Extract, from the records beneath this instruction, each line that contains the word "name".

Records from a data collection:
• • • • • • •

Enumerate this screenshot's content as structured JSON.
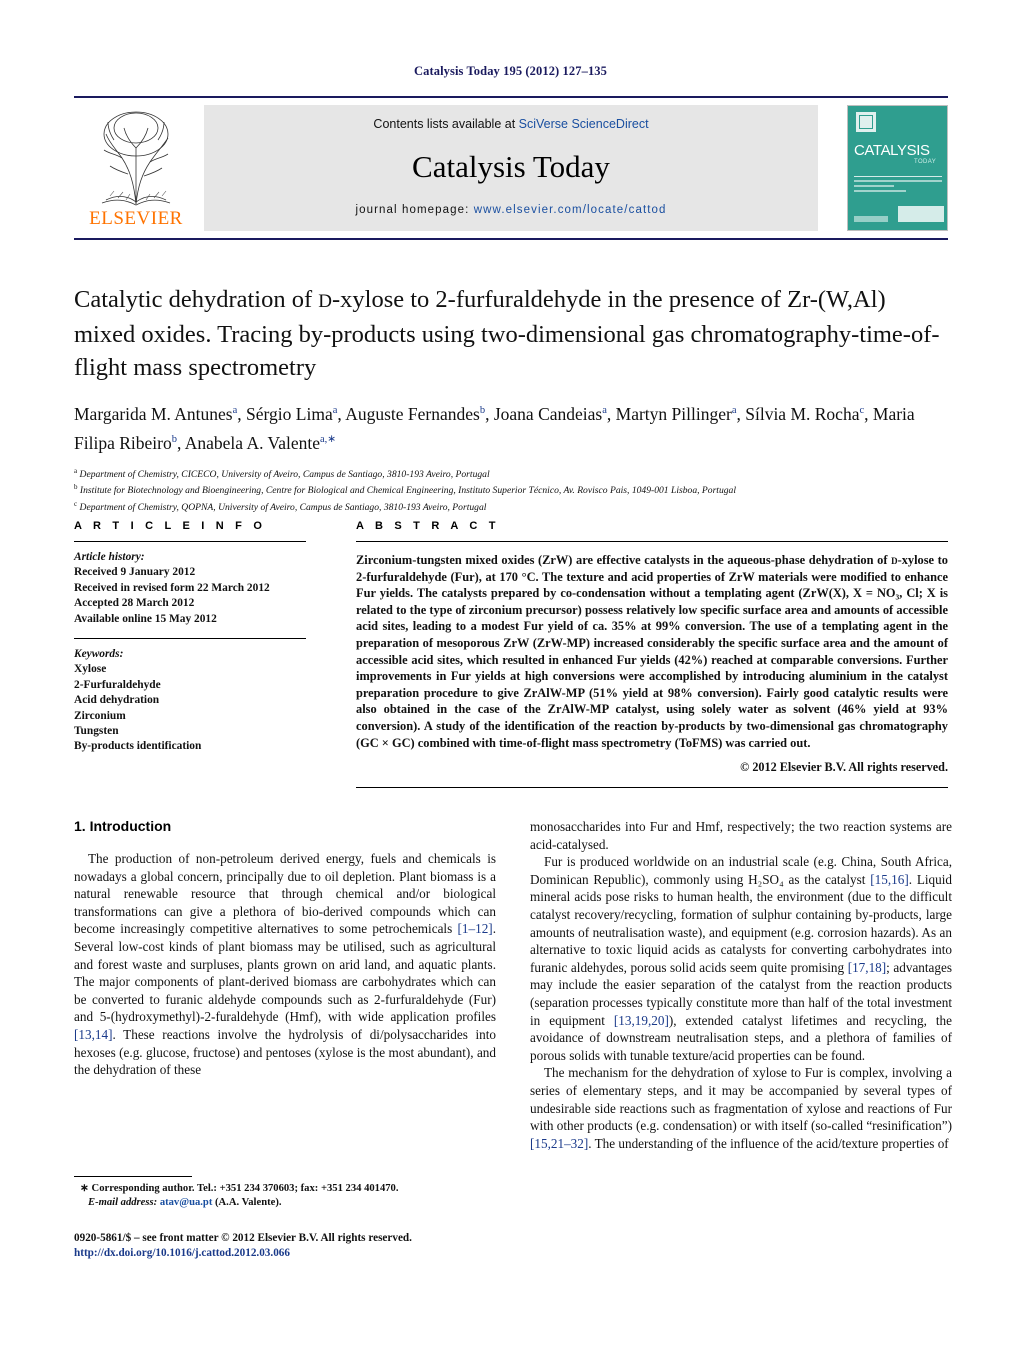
{
  "running_head": "Catalysis Today 195 (2012) 127–135",
  "masthead": {
    "contents_prefix": "Contents lists available at ",
    "sciencedirect": "SciVerse ScienceDirect",
    "journal_title": "Catalysis Today",
    "homepage_prefix": "journal homepage: ",
    "homepage_url": "www.elsevier.com/locate/cattod",
    "publisher": "ELSEVIER",
    "cover": {
      "title": "CATALYSIS",
      "subtitle": "TODAY",
      "accent_color": "#2f9e8f"
    }
  },
  "article": {
    "title_line1_a": "Catalytic dehydration of ",
    "title_smallcap": "d",
    "title_line1_b": "-xylose to 2-furfuraldehyde in the presence of",
    "title_line2": "Zr-(W,Al) mixed oxides. Tracing by-products using two-dimensional gas",
    "title_line3": "chromatography-time-of-flight mass spectrometry",
    "authors": [
      {
        "name": "Margarida M. Antunes",
        "sup": "a",
        "sep": ","
      },
      {
        "name": "Sérgio Lima",
        "sup": "a",
        "sep": ","
      },
      {
        "name": "Auguste Fernandes",
        "sup": "b",
        "sep": ","
      },
      {
        "name": "Joana Candeias",
        "sup": "a",
        "sep": ","
      },
      {
        "name": "Martyn Pillinger",
        "sup": "a",
        "sep": ","
      },
      {
        "name": "Sílvia M. Rocha",
        "sup": "c",
        "sep": ","
      },
      {
        "name": "Maria Filipa Ribeiro",
        "sup": "b",
        "sep": ","
      },
      {
        "name": "Anabela A. Valente",
        "sup": "a,∗",
        "sep": ""
      }
    ],
    "affiliations": [
      {
        "marker": "a",
        "text": "Department of Chemistry, CICECO, University of Aveiro, Campus de Santiago, 3810-193 Aveiro, Portugal"
      },
      {
        "marker": "b",
        "text": "Institute for Biotechnology and Bioengineering, Centre for Biological and Chemical Engineering, Instituto Superior Técnico, Av. Rovisco Pais, 1049-001 Lisboa, Portugal"
      },
      {
        "marker": "c",
        "text": "Department of Chemistry, QOPNA, University of Aveiro, Campus de Santiago, 3810-193 Aveiro, Portugal"
      }
    ]
  },
  "article_info": {
    "heading": "A R T I C L E   I N F O",
    "history_label": "Article history:",
    "history": [
      "Received 9 January 2012",
      "Received in revised form 22 March 2012",
      "Accepted 28 March 2012",
      "Available online 15 May 2012"
    ],
    "keywords_label": "Keywords:",
    "keywords": [
      "Xylose",
      "2-Furfuraldehyde",
      "Acid dehydration",
      "Zirconium",
      "Tungsten",
      "By-products identification"
    ]
  },
  "abstract": {
    "heading": "A B S T R A C T",
    "text": "Zirconium-tungsten mixed oxides (ZrW) are effective catalysts in the aqueous-phase dehydration of d-xylose to 2-furfuraldehyde (Fur), at 170 °C. The texture and acid properties of ZrW materials were modified to enhance Fur yields. The catalysts prepared by co-condensation without a templating agent (ZrW(X), X = NO3, Cl; X is related to the type of zirconium precursor) possess relatively low specific surface area and amounts of accessible acid sites, leading to a modest Fur yield of ca. 35% at 99% conversion. The use of a templating agent in the preparation of mesoporous ZrW (ZrW-MP) increased considerably the specific surface area and the amount of accessible acid sites, which resulted in enhanced Fur yields (42%) reached at comparable conversions. Further improvements in Fur yields at high conversions were accomplished by introducing aluminium in the catalyst preparation procedure to give ZrAlW-MP (51% yield at 98% conversion). Fairly good catalytic results were also obtained in the case of the ZrAlW-MP catalyst, using solely water as solvent (46% yield at 93% conversion). A study of the identification of the reaction by-products by two-dimensional gas chromatography (GC × GC) combined with time-of-flight mass spectrometry (ToFMS) was carried out.",
    "copyright": "© 2012 Elsevier B.V. All rights reserved."
  },
  "introduction": {
    "heading": "1.  Introduction",
    "left_paragraphs": [
      "The production of non-petroleum derived energy, fuels and chemicals is nowadays a global concern, principally due to oil depletion. Plant biomass is a natural renewable resource that through chemical and/or biological transformations can give a plethora of bio-derived compounds which can become increasingly competitive alternatives to some petrochemicals [1–12]. Several low-cost kinds of plant biomass may be utilised, such as agricultural and forest waste and surpluses, plants grown on arid land, and aquatic plants. The major components of plant-derived biomass are carbohydrates which can be converted to furanic aldehyde compounds such as 2-furfuraldehyde (Fur) and 5-(hydroxymethyl)-2-furaldehyde (Hmf), with wide application profiles [13,14]. These reactions involve the hydrolysis of di/polysaccharides into hexoses (e.g. glucose, fructose) and pentoses (xylose is the most abundant), and the dehydration of these"
    ],
    "right_paragraphs": [
      "monosaccharides into Fur and Hmf, respectively; the two reaction systems are acid-catalysed.",
      "Fur is produced worldwide on an industrial scale (e.g. China, South Africa, Dominican Republic), commonly using H2SO4 as the catalyst [15,16]. Liquid mineral acids pose risks to human health, the environment (due to the difficult catalyst recovery/recycling, formation of sulphur containing by-products, large amounts of neutralisation waste), and equipment (e.g. corrosion hazards). As an alternative to toxic liquid acids as catalysts for converting carbohydrates into furanic aldehydes, porous solid acids seem quite promising [17,18]; advantages may include the easier separation of the catalyst from the reaction products (separation processes typically constitute more than half of the total investment in equipment [13,19,20]), extended catalyst lifetimes and recycling, the avoidance of downstream neutralisation steps, and a plethora of families of porous solids with tunable texture/acid properties can be found.",
      "The mechanism for the dehydration of xylose to Fur is complex, involving a series of elementary steps, and it may be accompanied by several types of undesirable side reactions such as fragmentation of xylose and reactions of Fur with other products (e.g. condensation) or with itself (so-called “resinification”) [15,21–32]. The understanding of the influence of the acid/texture properties of"
    ]
  },
  "footer": {
    "corresponding_marker": "∗",
    "corresponding_text": "Corresponding author. Tel.: +351 234 370603; fax: +351 234 401470.",
    "email_label": "E-mail address:",
    "email": "atav@ua.pt",
    "email_owner": "(A.A. Valente).",
    "imprint": "0920-5861/$ – see front matter © 2012 Elsevier B.V. All rights reserved.",
    "doi": "http://dx.doi.org/10.1016/j.cattod.2012.03.066"
  }
}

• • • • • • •

■ **SOLUTION FOR THIS PROBLEM**:
        "name": "Margarida M. Antunes",
        "name": "Sérgio Lima",
        "name": "Auguste Fernandes",
        "name": "Joana Candeias",
        "name": "Martyn Pillinger",
        "name": "Sílvia M. Rocha",
        "name": "Maria Filipa Ribeiro",
        "name": "Anabela A. Valente",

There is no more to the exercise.